# WHAT IS REQUIRED
Filter this material down to the lines that contain the string "Система", and return those lines.

···

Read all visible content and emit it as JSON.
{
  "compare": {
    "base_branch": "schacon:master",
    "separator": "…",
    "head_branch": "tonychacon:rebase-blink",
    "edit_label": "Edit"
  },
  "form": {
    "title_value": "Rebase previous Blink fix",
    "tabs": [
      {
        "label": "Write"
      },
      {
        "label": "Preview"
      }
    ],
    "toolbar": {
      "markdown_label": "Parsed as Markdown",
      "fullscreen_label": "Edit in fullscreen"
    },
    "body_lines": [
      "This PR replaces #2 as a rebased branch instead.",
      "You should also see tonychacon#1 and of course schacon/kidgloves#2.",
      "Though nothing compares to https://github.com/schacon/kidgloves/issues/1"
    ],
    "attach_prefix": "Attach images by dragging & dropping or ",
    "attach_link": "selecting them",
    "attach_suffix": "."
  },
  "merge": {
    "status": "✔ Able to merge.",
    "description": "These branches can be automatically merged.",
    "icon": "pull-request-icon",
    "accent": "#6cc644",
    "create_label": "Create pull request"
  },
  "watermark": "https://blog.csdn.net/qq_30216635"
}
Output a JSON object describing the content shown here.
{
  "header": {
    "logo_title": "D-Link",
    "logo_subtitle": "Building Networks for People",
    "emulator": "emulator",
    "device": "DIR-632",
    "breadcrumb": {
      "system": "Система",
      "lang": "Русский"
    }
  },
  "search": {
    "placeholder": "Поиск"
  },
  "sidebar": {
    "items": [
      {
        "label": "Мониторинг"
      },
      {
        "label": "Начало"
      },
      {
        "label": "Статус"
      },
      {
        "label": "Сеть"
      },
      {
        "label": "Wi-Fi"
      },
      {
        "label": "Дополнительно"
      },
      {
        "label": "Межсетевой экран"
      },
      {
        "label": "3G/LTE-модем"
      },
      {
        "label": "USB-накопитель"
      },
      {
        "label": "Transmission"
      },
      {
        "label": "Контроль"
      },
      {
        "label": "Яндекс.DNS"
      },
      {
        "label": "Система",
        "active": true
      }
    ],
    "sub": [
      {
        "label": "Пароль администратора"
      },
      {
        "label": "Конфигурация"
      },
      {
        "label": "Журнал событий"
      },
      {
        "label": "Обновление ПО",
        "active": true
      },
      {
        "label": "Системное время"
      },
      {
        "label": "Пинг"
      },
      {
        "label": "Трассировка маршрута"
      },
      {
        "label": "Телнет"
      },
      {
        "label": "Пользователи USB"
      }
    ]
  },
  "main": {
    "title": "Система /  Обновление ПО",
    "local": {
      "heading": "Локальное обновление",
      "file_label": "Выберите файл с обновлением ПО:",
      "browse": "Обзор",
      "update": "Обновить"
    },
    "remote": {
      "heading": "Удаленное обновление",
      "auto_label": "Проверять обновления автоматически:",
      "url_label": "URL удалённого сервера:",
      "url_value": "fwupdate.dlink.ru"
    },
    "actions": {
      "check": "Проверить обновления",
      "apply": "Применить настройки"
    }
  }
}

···

# RESULT FOR THIS TASK
      "system": "Система",
        "label": "Система",
    "title": "Система /  Обновление ПО",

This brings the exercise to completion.